--- START ---

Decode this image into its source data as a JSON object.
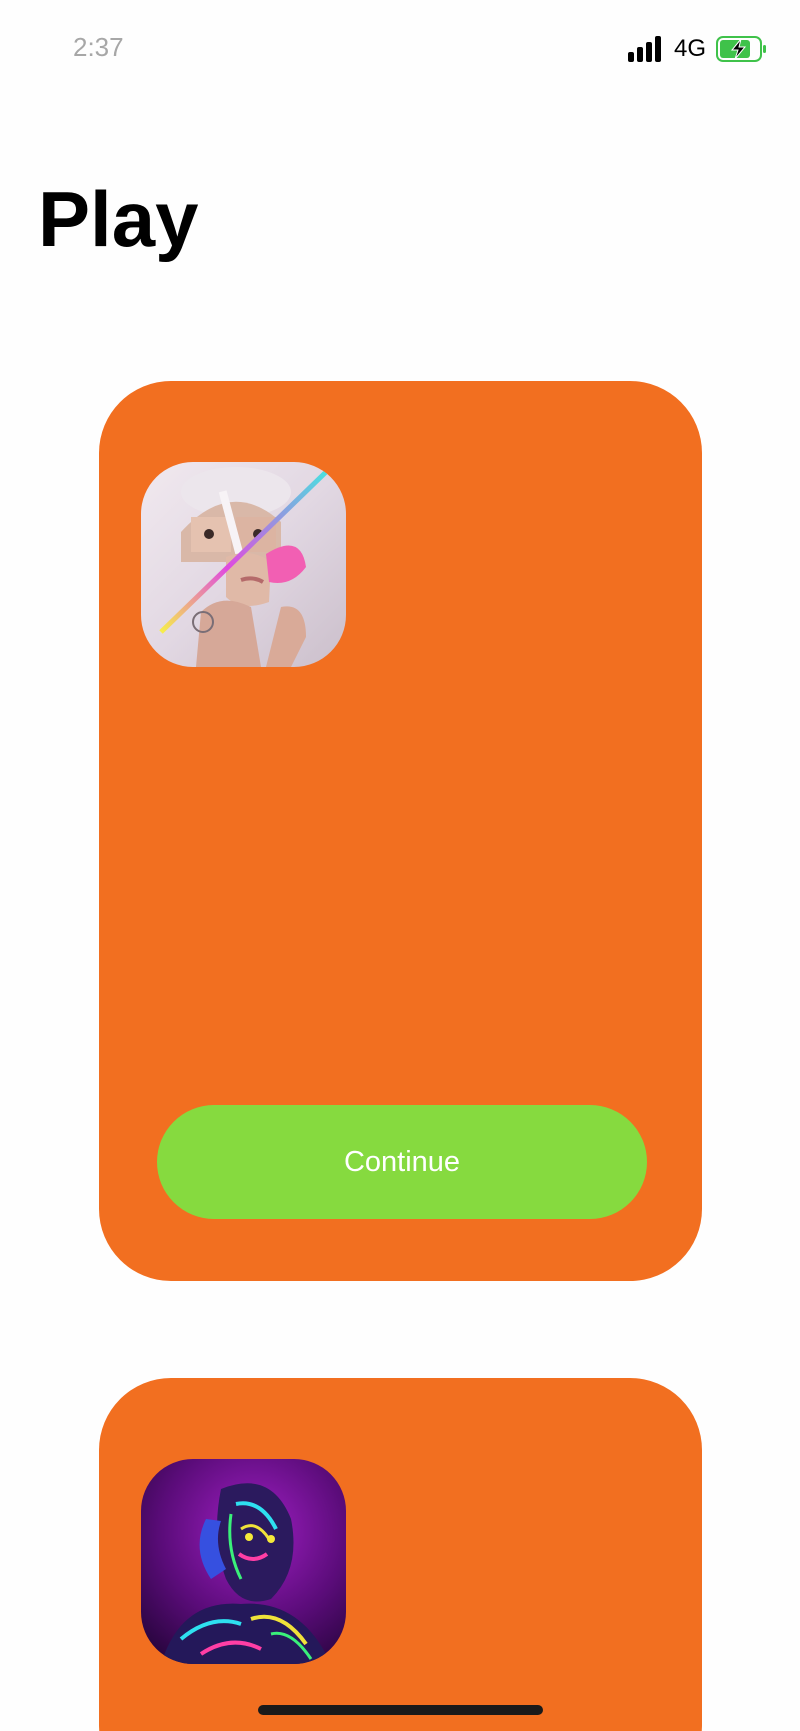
{
  "status_bar": {
    "time": "2:37",
    "network": "4G",
    "icons": [
      "signal-icon",
      "battery-charging-icon"
    ],
    "battery_color": "#3fc24a"
  },
  "page": {
    "title": "Play"
  },
  "cards": [
    {
      "thumbnail_icon": "portrait-collage-image",
      "button_label": "Continue"
    },
    {
      "thumbnail_icon": "neon-portrait-image"
    }
  ],
  "colors": {
    "card": "#f26f20",
    "button": "#86da3f",
    "background": "#fefefe"
  }
}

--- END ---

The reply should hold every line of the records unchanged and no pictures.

== EXERCISE ANSWER ==
Decode this image into its source data as a JSON object.
{
  "status_bar": {
    "time": "2:37",
    "network": "4G",
    "icons": [
      "signal-icon",
      "battery-charging-icon"
    ],
    "battery_color": "#3fc24a"
  },
  "page": {
    "title": "Play"
  },
  "cards": [
    {
      "thumbnail_icon": "portrait-collage-image",
      "button_label": "Continue"
    },
    {
      "thumbnail_icon": "neon-portrait-image"
    }
  ],
  "colors": {
    "card": "#f26f20",
    "button": "#86da3f",
    "background": "#fefefe"
  }
}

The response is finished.